### What you need to do:
Make the copy match the entries below exactly, with no pictures carried over.

Segment Start: Input data

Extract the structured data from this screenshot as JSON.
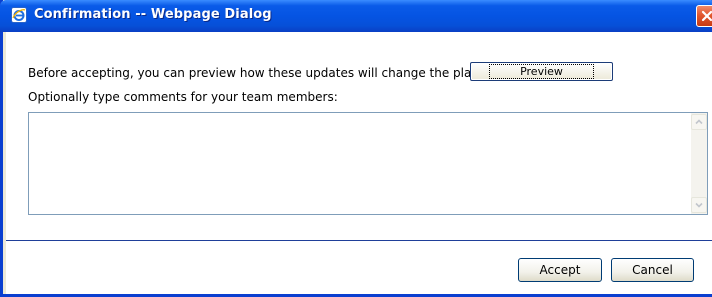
{
  "dialog": {
    "title": "Confirmation -- Webpage Dialog",
    "icon": "internet-explorer-icon",
    "close_icon": "close-icon"
  },
  "content": {
    "preview_prompt": "Before accepting, you can preview how these updates will change the plan:",
    "preview_button": "Preview",
    "comments_label": "Optionally type comments for your team members:",
    "comments_value": ""
  },
  "footer": {
    "accept_button": "Accept",
    "cancel_button": "Cancel"
  },
  "colors": {
    "titlebar": "#0554e3",
    "frame": "#0a3fd0",
    "close_button": "#e2582f",
    "divider": "#1f3f99"
  }
}
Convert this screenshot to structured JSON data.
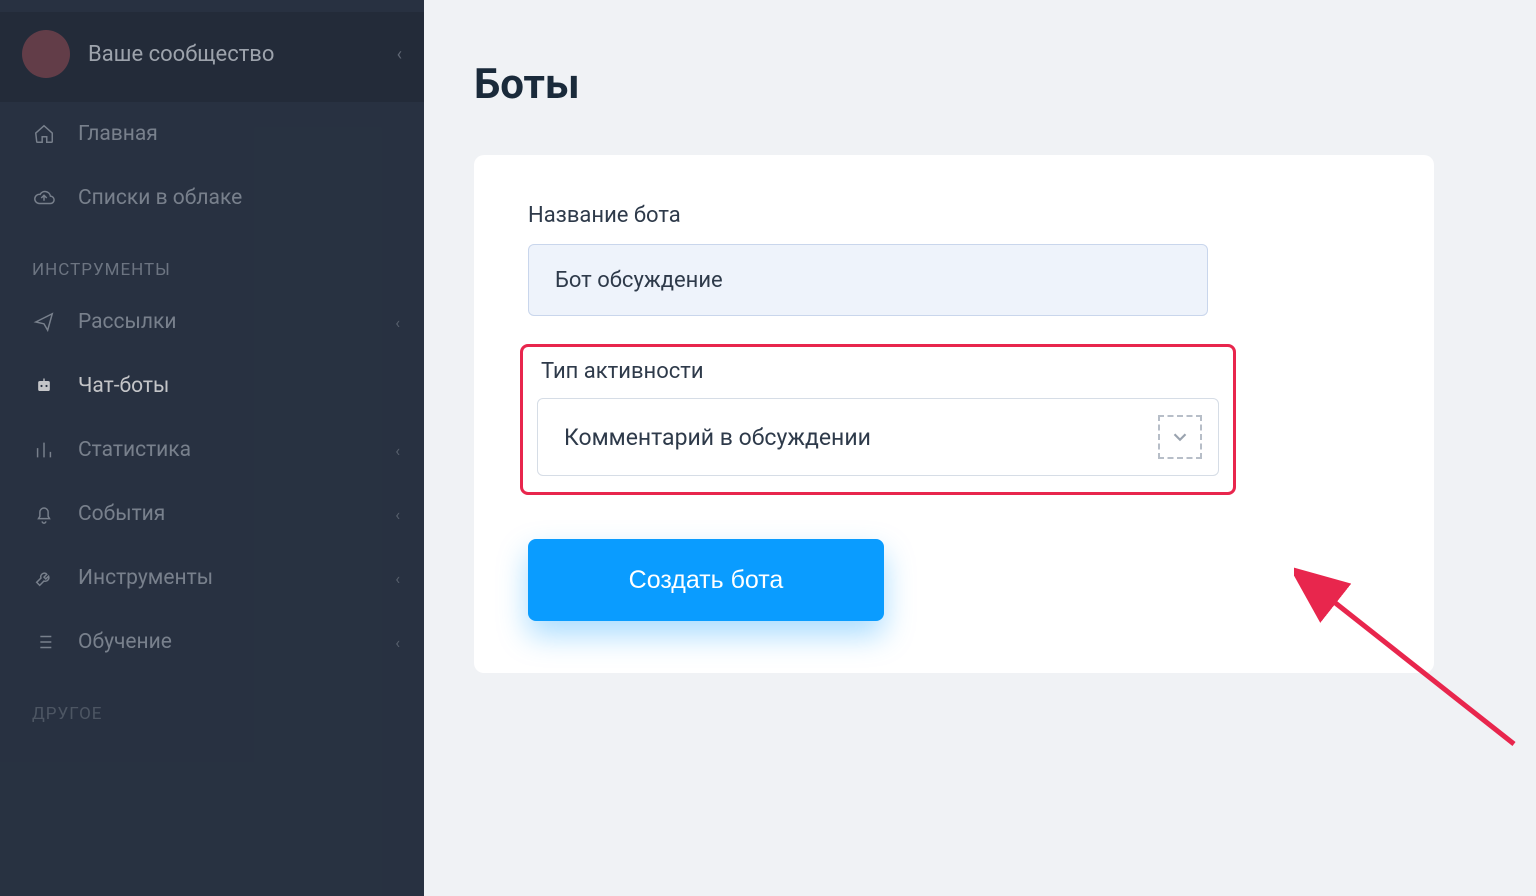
{
  "sidebar": {
    "community": {
      "title": "Ваше сообщество"
    },
    "top_items": [
      {
        "label": "Главная"
      },
      {
        "label": "Списки в облаке"
      }
    ],
    "section_tools": "ИНСТРУМЕНТЫ",
    "tools_items": [
      {
        "label": "Рассылки",
        "expandable": true
      },
      {
        "label": "Чат-боты",
        "active": true
      },
      {
        "label": "Статистика",
        "expandable": true
      },
      {
        "label": "События",
        "expandable": true
      },
      {
        "label": "Инструменты",
        "expandable": true
      },
      {
        "label": "Обучение",
        "expandable": true
      }
    ],
    "section_other": "ДРУГОЕ"
  },
  "main": {
    "title": "Боты",
    "form": {
      "name_label": "Название бота",
      "name_value": "Бот обсуждение",
      "activity_label": "Тип активности",
      "activity_value": "Комментарий в обсуждении",
      "submit_label": "Создать бота"
    }
  },
  "colors": {
    "highlight": "#e8264d",
    "primary": "#0a9cff"
  }
}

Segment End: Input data

### Finished exercise:
Extract the structured data from this screenshot as JSON.
{
  "dialog": {
    "title": "Confirmation -- Webpage Dialog",
    "icon": "internet-explorer-icon",
    "close_icon": "close-icon"
  },
  "content": {
    "preview_prompt": "Before accepting, you can preview how these updates will change the plan:",
    "preview_button": "Preview",
    "comments_label": "Optionally type comments for your team members:",
    "comments_value": ""
  },
  "footer": {
    "accept_button": "Accept",
    "cancel_button": "Cancel"
  },
  "colors": {
    "titlebar": "#0554e3",
    "frame": "#0a3fd0",
    "close_button": "#e2582f",
    "divider": "#1f3f99"
  }
}
Convert this screenshot to structured JSON data.
{
  "sidebar": {
    "community": {
      "title": "Ваше сообщество"
    },
    "top_items": [
      {
        "label": "Главная"
      },
      {
        "label": "Списки в облаке"
      }
    ],
    "section_tools": "ИНСТРУМЕНТЫ",
    "tools_items": [
      {
        "label": "Рассылки",
        "expandable": true
      },
      {
        "label": "Чат-боты",
        "active": true
      },
      {
        "label": "Статистика",
        "expandable": true
      },
      {
        "label": "События",
        "expandable": true
      },
      {
        "label": "Инструменты",
        "expandable": true
      },
      {
        "label": "Обучение",
        "expandable": true
      }
    ],
    "section_other": "ДРУГОЕ"
  },
  "main": {
    "title": "Боты",
    "form": {
      "name_label": "Название бота",
      "name_value": "Бот обсуждение",
      "activity_label": "Тип активности",
      "activity_value": "Комментарий в обсуждении",
      "submit_label": "Создать бота"
    }
  },
  "colors": {
    "highlight": "#e8264d",
    "primary": "#0a9cff"
  }
}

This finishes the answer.